Work to complete: Scan the entries below for lines holding "Peer". Give the number of such lines alone.

(Data records for software interfaces)
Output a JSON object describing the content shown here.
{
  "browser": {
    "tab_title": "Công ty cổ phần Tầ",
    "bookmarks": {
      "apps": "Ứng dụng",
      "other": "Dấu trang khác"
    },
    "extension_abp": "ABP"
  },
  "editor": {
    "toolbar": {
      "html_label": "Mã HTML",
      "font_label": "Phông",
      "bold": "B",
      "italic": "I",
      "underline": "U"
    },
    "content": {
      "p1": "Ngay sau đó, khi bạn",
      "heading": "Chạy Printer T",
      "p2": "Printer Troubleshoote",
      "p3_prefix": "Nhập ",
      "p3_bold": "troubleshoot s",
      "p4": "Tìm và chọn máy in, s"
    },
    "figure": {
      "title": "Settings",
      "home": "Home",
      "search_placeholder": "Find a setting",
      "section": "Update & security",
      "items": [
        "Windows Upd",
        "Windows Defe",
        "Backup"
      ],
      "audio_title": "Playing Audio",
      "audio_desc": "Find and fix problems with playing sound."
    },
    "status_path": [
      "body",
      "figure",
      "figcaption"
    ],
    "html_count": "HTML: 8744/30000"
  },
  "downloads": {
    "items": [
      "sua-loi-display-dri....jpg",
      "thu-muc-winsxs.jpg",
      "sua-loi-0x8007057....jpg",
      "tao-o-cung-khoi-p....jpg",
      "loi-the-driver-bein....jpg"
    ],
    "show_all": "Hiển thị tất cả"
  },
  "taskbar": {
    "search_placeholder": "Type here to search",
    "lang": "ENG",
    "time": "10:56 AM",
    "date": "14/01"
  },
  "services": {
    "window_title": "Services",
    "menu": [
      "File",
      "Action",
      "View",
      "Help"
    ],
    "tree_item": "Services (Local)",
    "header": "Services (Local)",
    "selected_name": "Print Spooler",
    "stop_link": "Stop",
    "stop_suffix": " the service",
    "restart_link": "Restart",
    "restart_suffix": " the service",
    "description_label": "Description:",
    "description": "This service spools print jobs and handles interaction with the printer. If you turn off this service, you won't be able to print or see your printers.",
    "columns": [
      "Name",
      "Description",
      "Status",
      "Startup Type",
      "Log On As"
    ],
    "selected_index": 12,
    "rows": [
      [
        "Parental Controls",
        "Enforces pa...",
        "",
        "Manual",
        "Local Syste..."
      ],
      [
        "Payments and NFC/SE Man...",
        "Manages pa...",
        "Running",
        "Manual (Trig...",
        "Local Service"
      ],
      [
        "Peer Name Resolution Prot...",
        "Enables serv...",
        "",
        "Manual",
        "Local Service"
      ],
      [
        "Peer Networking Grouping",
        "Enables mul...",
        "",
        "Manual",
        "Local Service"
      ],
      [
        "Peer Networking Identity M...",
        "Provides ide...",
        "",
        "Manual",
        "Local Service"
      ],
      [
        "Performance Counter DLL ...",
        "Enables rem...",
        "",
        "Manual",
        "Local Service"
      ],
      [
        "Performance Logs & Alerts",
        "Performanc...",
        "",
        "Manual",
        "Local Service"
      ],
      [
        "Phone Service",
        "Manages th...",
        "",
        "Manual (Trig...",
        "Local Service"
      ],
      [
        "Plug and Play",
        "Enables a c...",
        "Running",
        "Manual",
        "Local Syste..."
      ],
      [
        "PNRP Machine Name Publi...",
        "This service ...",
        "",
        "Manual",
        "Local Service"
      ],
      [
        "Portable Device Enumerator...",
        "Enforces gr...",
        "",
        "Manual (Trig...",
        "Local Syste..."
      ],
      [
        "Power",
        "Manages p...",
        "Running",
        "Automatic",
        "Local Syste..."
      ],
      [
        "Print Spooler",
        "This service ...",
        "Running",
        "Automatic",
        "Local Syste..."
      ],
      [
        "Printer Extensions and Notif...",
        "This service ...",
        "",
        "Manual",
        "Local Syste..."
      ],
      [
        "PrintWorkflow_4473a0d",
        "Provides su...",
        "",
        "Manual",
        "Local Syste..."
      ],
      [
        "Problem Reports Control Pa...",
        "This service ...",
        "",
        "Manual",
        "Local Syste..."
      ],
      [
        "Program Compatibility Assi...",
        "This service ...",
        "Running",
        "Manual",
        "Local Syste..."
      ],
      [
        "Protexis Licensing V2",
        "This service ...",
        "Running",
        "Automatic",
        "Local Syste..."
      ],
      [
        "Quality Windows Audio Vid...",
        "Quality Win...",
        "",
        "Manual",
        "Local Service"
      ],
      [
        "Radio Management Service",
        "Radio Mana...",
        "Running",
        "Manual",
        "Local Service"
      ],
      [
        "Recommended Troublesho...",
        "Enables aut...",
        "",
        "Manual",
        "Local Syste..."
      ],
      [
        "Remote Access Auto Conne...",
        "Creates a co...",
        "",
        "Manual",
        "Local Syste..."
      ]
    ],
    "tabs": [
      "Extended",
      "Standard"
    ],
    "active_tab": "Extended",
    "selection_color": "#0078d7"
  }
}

Output of the exercise: 3